If an obligor has net resources of $9,200, and has one child, the presumptive award would be twenty percent of net resources, or $1,840. If the child’s total proven needs are $2,500 per month, then the court would have to consider how to allocate responsibility for the balance of $660. It could order the obligor to pay the full $2,500 per month, or it could divide the $660 between the parties.
If a child is already covered by health insurance, courts will usually order the parents to keep the child on the insurance plan, or to maintain similar coverage. A medical support order may require the obligor to maintain the child on their employer’s health and dental insurance plans, or to reimburse the obligee for the cost of keeping the child on the obligee’s employer’s plans. If a court orders cash payments for medical support in addition to the child support obligation, the total amount of the medical support payment cannot exceed nine percent of the obligor’s annual net resources. An obligation to pay for the child’s dental care may not be greater than “a reasonable cost to the obligor.”
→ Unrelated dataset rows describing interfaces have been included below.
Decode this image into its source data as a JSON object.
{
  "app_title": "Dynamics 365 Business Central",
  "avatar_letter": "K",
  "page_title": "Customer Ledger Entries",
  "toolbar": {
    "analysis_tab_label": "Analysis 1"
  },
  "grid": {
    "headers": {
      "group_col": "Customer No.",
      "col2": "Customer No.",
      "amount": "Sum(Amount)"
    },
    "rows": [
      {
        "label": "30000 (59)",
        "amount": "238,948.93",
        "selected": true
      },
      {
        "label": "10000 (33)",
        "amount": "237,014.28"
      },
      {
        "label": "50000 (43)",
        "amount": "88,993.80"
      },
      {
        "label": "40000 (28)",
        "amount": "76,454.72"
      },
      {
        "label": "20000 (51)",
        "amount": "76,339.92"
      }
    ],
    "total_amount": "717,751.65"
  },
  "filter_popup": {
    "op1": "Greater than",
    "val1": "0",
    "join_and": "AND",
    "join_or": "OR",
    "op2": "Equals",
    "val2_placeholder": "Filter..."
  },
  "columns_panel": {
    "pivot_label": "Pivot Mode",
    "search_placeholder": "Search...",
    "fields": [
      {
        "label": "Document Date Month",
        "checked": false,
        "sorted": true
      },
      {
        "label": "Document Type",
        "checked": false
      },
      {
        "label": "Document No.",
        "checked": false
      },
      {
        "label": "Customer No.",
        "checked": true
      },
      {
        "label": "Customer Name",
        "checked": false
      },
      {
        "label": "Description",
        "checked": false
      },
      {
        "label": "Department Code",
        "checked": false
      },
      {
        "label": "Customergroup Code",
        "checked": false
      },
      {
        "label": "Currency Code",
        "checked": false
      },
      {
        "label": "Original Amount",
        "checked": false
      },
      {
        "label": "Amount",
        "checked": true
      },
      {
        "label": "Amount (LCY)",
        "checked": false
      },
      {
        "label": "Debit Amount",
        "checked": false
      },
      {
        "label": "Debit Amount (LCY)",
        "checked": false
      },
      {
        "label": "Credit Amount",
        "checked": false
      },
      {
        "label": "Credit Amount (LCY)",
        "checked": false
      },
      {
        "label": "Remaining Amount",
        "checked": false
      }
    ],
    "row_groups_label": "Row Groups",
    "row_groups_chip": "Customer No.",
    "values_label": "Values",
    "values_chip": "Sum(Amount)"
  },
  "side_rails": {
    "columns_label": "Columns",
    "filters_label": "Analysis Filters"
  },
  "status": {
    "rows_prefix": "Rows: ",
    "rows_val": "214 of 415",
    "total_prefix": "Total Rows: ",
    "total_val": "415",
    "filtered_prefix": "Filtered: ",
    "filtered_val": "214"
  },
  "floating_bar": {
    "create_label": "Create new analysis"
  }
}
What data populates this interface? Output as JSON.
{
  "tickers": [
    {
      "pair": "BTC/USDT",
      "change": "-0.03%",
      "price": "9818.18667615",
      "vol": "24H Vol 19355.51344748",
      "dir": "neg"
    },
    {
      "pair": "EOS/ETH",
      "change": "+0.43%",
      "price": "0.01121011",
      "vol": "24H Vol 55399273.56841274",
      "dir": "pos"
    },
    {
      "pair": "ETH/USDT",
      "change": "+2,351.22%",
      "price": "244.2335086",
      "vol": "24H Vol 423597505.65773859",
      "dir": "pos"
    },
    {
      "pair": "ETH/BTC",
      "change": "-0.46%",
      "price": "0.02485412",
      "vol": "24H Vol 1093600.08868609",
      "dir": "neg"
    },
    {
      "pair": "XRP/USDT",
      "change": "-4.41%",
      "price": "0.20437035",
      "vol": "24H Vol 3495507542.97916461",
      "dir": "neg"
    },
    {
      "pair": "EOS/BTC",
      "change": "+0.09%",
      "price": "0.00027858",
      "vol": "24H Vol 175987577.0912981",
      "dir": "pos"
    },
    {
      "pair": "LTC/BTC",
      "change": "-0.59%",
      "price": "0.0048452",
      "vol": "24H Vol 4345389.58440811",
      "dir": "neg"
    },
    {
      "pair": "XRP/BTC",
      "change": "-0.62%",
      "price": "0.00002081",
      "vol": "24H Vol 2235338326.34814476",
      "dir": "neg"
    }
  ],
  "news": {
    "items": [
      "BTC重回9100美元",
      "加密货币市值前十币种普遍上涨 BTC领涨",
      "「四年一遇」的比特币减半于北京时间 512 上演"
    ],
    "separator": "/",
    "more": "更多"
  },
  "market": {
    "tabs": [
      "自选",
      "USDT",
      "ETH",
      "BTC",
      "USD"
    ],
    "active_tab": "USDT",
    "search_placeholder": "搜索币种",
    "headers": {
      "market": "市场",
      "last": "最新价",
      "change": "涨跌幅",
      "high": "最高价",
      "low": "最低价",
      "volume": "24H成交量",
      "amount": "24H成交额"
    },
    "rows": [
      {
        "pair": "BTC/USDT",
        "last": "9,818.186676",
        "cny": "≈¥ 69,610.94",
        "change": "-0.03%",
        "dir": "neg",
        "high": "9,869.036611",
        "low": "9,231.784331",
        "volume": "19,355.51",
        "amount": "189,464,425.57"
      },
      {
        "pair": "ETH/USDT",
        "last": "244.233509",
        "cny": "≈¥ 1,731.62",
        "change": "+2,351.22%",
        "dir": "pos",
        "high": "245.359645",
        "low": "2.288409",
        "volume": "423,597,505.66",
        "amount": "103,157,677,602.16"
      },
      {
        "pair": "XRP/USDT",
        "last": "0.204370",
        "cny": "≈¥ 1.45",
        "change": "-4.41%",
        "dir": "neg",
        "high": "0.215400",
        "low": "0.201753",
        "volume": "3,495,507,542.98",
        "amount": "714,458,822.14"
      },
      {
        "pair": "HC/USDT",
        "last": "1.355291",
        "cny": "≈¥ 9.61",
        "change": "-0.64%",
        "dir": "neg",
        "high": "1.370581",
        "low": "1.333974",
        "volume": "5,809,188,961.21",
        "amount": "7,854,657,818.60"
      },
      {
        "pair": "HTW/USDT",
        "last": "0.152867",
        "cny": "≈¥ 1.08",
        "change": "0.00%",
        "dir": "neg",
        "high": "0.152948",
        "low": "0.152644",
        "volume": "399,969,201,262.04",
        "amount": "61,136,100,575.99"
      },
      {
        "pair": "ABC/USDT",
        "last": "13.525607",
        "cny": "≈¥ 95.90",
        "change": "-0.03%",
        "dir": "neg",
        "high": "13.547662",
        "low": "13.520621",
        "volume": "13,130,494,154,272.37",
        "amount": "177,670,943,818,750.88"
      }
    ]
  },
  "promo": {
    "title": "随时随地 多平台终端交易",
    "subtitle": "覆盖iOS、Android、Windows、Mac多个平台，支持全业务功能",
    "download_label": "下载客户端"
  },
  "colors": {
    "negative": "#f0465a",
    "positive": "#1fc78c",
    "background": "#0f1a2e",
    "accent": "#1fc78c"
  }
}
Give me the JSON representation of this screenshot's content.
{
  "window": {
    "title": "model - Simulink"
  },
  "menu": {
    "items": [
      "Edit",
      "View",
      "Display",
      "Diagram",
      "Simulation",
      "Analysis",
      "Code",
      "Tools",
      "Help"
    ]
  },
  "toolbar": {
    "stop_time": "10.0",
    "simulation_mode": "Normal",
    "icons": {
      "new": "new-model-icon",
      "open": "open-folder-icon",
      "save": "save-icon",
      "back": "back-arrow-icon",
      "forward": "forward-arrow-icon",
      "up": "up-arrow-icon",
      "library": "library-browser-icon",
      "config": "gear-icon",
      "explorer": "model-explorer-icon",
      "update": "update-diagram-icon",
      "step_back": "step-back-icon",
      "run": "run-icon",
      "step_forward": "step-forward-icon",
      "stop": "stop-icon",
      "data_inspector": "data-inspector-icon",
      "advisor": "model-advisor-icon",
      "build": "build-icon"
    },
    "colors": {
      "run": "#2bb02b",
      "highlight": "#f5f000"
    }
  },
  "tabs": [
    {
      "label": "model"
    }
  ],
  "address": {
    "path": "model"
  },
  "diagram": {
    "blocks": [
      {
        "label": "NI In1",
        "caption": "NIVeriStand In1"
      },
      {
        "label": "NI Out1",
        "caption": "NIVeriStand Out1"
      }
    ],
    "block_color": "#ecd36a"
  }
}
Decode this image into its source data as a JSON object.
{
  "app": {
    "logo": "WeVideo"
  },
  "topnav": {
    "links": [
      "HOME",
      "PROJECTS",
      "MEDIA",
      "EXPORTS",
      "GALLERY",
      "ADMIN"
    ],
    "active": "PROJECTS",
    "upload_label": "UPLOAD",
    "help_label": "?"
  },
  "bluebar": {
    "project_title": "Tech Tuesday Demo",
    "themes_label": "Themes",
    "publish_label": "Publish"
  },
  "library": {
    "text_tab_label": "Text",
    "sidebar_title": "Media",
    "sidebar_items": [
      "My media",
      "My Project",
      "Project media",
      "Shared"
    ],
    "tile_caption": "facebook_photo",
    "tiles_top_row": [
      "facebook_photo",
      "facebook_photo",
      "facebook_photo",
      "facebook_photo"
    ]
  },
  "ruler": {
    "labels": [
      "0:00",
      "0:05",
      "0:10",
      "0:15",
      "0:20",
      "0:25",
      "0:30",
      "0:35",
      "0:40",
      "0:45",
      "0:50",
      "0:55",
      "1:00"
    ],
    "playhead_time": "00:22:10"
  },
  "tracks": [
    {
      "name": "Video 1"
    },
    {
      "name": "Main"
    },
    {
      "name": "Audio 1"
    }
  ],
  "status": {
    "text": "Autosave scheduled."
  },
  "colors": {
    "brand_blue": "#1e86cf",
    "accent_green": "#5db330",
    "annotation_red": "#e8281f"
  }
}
The parties to a divorce or SAPCR can agree to any and all terms regarding child support, but the court has the final say. If a judge does not believe that an agreement regarding child support is in a child’s best interest, such as if the amount is significantly below the state guidelines, they will not approve it.
An obligor must make child support payments until the child turns eighteen or graduates from high school, whichever occurs laters, or the court terminates the child support obligation. Certain other events also terminate a child support obligation:
A court may issue an order to the obligor’s employer to withhold child support from the obligor’s paychecks. If applicable, it may also issue orders regarding the obligor’s duty to provide medical and/or dental insurance coverage for the child.
All child support payments go to a central location, known as the Child Support Disbursement Unit. It then sends payments to obligees.
Changing the amount of child support, or any other terms of a child support order, requires further orders from the court. Either parent may file a motion to modify child support in the court that entered the original order. Modification of child support requires evidence that:
Some SAPCRs include requests for retroactive child support. A court can order retroactive child support for a period of up to four years prior to the date that the obligee filed a petition seeking support. Courts can order retroactive support for a longer period, depending on the circumstances, but four years is presumed to be reasonable.
An obligee can file a motion to enforce a child support obligation. The court may use its contempt power if an obligor does not cooperate with the enforcement proceedings. In extreme cases, non-payment of child support may be subject to criminal penalties.
Texas child support laws can be tricky to navigate. You need an experienced attorney to help you navigate them. Board-certified family lawyer Stacey Valdez practices in the greater Houston, Texas area. She represents clients who are going through profoundly difficult ordeals, including divorces and child custody disputes. At Stacey Valdez & Associates, our clients and their families are always our top priority. We are dedicated to advocating for our clients’ rights and interests with dignity, compassion, and tireless advocacy. To schedule a confidential consultation to discuss your case, please contact us online, or give us a call today at (713) 294-7072. Your first meeting with us is free in most situations.